> **WORK INSTRUCTIONS**
Return all the data, word for word.

(App and web page records)
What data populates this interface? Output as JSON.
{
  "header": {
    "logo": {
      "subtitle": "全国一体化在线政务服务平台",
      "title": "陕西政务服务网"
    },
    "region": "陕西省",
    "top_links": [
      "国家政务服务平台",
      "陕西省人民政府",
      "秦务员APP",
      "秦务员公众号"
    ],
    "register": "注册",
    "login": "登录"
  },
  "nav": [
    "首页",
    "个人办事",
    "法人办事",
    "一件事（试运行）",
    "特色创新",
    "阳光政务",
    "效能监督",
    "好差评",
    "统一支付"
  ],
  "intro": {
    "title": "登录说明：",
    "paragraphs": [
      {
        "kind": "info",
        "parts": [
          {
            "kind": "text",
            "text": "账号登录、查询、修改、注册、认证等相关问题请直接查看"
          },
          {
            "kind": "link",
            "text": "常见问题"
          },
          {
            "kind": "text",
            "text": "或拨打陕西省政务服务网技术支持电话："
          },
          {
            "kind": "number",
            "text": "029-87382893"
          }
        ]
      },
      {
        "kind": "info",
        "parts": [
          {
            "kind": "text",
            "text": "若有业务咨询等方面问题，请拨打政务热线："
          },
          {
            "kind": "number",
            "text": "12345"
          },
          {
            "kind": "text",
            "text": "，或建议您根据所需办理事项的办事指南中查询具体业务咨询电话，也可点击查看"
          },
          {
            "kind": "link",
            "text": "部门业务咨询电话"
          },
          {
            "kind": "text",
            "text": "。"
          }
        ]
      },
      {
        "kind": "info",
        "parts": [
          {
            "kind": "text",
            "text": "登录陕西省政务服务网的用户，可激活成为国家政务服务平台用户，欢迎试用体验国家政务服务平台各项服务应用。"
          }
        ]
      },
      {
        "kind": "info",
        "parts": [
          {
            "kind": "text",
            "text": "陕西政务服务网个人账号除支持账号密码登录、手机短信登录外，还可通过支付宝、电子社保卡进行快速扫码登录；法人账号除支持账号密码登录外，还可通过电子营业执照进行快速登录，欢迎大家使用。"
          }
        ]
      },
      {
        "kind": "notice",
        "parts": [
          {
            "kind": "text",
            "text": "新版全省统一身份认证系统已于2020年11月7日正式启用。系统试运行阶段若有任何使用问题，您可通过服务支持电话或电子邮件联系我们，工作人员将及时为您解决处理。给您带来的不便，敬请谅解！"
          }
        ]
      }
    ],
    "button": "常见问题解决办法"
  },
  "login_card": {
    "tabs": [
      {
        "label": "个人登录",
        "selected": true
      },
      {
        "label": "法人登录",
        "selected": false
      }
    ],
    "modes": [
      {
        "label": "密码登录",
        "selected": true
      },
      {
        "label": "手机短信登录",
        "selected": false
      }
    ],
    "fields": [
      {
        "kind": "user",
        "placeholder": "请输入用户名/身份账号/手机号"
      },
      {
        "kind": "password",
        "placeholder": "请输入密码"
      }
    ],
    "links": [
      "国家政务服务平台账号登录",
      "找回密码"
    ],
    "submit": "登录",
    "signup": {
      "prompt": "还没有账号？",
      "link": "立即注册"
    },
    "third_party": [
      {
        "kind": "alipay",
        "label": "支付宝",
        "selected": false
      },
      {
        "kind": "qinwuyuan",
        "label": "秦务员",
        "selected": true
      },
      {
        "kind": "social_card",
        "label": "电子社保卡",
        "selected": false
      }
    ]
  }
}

> **SOLUTION TO THE EXERCISE**
What data populates this interface? Output as JSON.
{
  "header": {
    "logo": {
      "subtitle": "全国一体化在线政务服务平台",
      "title": "陕西政务服务网"
    },
    "region": "陕西省",
    "top_links": [
      "国家政务服务平台",
      "陕西省人民政府",
      "秦务员APP",
      "秦务员公众号"
    ],
    "register": "注册",
    "login": "登录"
  },
  "nav": [
    "首页",
    "个人办事",
    "法人办事",
    "一件事（试运行）",
    "特色创新",
    "阳光政务",
    "效能监督",
    "好差评",
    "统一支付"
  ],
  "intro": {
    "title": "登录说明：",
    "paragraphs": [
      {
        "kind": "info",
        "parts": [
          {
            "kind": "text",
            "text": "账号登录、查询、修改、注册、认证等相关问题请直接查看"
          },
          {
            "kind": "link",
            "text": "常见问题"
          },
          {
            "kind": "text",
            "text": "或拨打陕西省政务服务网技术支持电话："
          },
          {
            "kind": "number",
            "text": "029-87382893"
          }
        ]
      },
      {
        "kind": "info",
        "parts": [
          {
            "kind": "text",
            "text": "若有业务咨询等方面问题，请拨打政务热线："
          },
          {
            "kind": "number",
            "text": "12345"
          },
          {
            "kind": "text",
            "text": "，或建议您根据所需办理事项的办事指南中查询具体业务咨询电话，也可点击查看"
          },
          {
            "kind": "link",
            "text": "部门业务咨询电话"
          },
          {
            "kind": "text",
            "text": "。"
          }
        ]
      },
      {
        "kind": "info",
        "parts": [
          {
            "kind": "text",
            "text": "登录陕西省政务服务网的用户，可激活成为国家政务服务平台用户，欢迎试用体验国家政务服务平台各项服务应用。"
          }
        ]
      },
      {
        "kind": "info",
        "parts": [
          {
            "kind": "text",
            "text": "陕西政务服务网个人账号除支持账号密码登录、手机短信登录外，还可通过支付宝、电子社保卡进行快速扫码登录；法人账号除支持账号密码登录外，还可通过电子营业执照进行快速登录，欢迎大家使用。"
          }
        ]
      },
      {
        "kind": "notice",
        "parts": [
          {
            "kind": "text",
            "text": "新版全省统一身份认证系统已于2020年11月7日正式启用。系统试运行阶段若有任何使用问题，您可通过服务支持电话或电子邮件联系我们，工作人员将及时为您解决处理。给您带来的不便，敬请谅解！"
          }
        ]
      }
    ],
    "button": "常见问题解决办法"
  },
  "login_card": {
    "tabs": [
      {
        "label": "个人登录",
        "selected": true
      },
      {
        "label": "法人登录",
        "selected": false
      }
    ],
    "modes": [
      {
        "label": "密码登录",
        "selected": true
      },
      {
        "label": "手机短信登录",
        "selected": false
      }
    ],
    "fields": [
      {
        "kind": "user",
        "placeholder": "请输入用户名/身份账号/手机号"
      },
      {
        "kind": "password",
        "placeholder": "请输入密码"
      }
    ],
    "links": [
      "国家政务服务平台账号登录",
      "找回密码"
    ],
    "submit": "登录",
    "signup": {
      "prompt": "还没有账号？",
      "link": "立即注册"
    },
    "third_party": [
      {
        "kind": "alipay",
        "label": "支付宝",
        "selected": false
      },
      {
        "kind": "qinwuyuan",
        "label": "秦务员",
        "selected": true
      },
      {
        "kind": "social_card",
        "label": "电子社保卡",
        "selected": false
      }
    ]
  }
}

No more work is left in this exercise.